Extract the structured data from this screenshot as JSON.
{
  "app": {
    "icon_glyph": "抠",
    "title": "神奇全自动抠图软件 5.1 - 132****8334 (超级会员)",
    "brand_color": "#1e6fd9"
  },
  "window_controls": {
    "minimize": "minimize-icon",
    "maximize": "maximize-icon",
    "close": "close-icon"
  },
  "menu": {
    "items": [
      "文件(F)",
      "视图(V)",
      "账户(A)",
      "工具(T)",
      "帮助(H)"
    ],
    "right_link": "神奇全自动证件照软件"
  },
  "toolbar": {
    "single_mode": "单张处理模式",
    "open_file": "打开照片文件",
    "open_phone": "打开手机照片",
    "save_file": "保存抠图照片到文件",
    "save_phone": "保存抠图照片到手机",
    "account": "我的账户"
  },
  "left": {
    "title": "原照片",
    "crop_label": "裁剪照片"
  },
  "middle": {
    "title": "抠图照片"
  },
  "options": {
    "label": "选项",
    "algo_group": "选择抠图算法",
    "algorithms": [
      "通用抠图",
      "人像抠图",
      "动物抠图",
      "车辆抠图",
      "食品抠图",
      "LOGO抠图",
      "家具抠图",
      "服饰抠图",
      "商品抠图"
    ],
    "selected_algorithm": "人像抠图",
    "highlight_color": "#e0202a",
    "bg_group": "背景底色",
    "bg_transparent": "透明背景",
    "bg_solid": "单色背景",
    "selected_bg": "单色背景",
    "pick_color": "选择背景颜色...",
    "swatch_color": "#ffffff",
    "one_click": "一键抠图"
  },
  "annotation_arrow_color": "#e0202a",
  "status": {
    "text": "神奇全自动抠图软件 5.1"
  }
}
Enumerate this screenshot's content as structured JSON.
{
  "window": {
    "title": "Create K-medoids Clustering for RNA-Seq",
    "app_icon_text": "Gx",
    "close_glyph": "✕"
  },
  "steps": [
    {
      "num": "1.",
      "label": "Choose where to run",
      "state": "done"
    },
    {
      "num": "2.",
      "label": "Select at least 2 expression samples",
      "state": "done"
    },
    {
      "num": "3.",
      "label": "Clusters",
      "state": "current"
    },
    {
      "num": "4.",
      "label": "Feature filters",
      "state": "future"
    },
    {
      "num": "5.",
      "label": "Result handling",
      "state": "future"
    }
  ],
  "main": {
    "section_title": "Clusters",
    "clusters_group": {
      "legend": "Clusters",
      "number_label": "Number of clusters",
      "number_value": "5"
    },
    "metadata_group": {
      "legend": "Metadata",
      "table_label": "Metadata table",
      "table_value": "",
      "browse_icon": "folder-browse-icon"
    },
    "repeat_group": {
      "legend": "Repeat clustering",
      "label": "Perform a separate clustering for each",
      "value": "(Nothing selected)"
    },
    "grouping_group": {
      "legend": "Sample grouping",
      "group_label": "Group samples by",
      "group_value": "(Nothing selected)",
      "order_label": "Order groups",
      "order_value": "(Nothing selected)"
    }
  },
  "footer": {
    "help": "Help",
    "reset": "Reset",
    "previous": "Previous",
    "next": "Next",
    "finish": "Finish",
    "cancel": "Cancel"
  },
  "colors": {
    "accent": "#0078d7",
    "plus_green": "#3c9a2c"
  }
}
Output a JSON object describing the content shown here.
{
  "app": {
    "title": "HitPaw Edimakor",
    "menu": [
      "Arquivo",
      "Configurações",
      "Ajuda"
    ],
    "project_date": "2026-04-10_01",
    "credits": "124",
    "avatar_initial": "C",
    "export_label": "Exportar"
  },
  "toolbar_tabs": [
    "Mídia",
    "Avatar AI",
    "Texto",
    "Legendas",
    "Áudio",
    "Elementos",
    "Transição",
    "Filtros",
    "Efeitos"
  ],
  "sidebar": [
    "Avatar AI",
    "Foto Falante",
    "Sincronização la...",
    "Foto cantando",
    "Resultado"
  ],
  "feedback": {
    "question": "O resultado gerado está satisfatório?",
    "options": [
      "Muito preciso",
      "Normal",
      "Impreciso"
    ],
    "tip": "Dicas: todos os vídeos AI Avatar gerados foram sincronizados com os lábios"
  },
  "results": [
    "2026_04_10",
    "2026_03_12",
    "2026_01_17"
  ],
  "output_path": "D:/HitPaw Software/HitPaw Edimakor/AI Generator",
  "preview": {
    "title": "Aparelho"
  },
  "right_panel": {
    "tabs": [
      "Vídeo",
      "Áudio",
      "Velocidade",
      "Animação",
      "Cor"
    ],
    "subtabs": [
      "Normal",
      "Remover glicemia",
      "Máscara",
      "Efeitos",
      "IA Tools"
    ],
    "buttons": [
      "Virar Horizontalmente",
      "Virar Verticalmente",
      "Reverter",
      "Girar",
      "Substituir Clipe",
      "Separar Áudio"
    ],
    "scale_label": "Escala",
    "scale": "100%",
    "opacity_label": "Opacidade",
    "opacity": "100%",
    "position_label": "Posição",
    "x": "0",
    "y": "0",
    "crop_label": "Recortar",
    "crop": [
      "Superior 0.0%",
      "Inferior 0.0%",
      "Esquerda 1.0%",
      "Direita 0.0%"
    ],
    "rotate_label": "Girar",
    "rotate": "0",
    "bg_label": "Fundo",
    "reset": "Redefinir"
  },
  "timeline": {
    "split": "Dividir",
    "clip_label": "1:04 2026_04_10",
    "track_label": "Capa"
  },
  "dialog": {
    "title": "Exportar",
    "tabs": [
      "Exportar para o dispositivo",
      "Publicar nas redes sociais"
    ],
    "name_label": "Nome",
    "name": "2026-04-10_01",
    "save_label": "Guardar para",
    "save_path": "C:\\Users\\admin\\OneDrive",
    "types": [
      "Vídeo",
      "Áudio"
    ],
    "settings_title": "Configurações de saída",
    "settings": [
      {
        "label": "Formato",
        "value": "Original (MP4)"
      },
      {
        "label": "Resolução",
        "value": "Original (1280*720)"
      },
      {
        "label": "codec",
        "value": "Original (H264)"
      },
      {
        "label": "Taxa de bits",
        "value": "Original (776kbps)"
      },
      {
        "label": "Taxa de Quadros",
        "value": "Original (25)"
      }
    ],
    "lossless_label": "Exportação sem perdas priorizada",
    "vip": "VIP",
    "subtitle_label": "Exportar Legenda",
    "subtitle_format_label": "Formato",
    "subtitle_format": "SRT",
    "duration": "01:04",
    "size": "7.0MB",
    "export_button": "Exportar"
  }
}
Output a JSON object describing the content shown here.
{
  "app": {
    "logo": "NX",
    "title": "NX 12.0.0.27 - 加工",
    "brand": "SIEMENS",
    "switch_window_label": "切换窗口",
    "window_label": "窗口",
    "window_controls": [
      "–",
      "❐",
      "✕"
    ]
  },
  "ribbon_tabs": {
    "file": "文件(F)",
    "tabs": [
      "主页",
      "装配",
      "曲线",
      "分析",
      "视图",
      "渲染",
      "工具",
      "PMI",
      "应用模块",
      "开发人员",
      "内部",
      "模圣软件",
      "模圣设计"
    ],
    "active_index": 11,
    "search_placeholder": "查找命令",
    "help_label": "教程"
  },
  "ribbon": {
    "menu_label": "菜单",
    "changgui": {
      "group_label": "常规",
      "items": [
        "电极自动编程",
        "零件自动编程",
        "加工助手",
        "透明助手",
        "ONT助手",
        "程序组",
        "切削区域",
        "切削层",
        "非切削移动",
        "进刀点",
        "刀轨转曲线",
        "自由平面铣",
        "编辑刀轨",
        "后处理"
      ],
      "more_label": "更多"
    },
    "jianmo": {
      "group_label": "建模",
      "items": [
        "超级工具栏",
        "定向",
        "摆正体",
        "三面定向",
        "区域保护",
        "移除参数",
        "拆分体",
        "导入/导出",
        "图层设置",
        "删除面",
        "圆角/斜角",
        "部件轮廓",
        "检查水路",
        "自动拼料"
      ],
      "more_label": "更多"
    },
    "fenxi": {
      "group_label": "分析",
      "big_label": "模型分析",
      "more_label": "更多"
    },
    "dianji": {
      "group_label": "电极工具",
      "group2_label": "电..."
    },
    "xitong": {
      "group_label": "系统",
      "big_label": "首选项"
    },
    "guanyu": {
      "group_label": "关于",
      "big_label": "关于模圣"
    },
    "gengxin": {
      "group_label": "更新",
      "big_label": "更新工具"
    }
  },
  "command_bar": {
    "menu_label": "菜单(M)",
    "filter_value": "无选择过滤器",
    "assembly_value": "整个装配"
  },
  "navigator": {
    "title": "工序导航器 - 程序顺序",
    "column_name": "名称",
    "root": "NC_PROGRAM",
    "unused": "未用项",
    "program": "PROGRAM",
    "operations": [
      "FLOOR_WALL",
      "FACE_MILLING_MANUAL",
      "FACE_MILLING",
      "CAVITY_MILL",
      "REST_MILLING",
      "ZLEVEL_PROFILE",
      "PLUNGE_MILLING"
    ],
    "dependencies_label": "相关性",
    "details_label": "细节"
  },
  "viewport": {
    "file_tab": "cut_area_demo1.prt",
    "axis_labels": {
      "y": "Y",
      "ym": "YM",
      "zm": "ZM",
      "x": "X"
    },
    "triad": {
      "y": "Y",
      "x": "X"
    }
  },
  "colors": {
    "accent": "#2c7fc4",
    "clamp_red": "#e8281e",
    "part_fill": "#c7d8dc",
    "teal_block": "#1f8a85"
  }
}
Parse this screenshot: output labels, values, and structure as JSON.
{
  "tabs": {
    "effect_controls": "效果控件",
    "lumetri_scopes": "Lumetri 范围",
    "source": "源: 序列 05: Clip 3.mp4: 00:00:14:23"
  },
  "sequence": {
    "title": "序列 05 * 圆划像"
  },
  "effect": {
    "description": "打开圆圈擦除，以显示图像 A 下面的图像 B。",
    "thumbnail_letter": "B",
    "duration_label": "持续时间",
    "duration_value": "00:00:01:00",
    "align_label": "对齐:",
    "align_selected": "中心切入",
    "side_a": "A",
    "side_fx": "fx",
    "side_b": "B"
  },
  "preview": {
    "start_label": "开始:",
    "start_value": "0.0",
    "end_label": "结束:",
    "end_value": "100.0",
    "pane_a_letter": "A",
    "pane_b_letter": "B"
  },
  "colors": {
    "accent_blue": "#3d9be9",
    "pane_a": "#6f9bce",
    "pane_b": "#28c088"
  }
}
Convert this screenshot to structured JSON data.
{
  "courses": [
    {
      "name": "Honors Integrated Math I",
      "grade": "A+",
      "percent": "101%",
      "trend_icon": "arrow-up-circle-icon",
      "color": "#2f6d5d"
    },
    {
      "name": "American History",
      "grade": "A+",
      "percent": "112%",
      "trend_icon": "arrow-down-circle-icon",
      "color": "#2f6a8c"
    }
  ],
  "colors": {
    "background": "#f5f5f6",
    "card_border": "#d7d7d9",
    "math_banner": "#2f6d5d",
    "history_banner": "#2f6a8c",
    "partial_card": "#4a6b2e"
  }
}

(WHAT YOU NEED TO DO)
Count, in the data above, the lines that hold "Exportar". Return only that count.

(WRITTEN SOLUTION)
5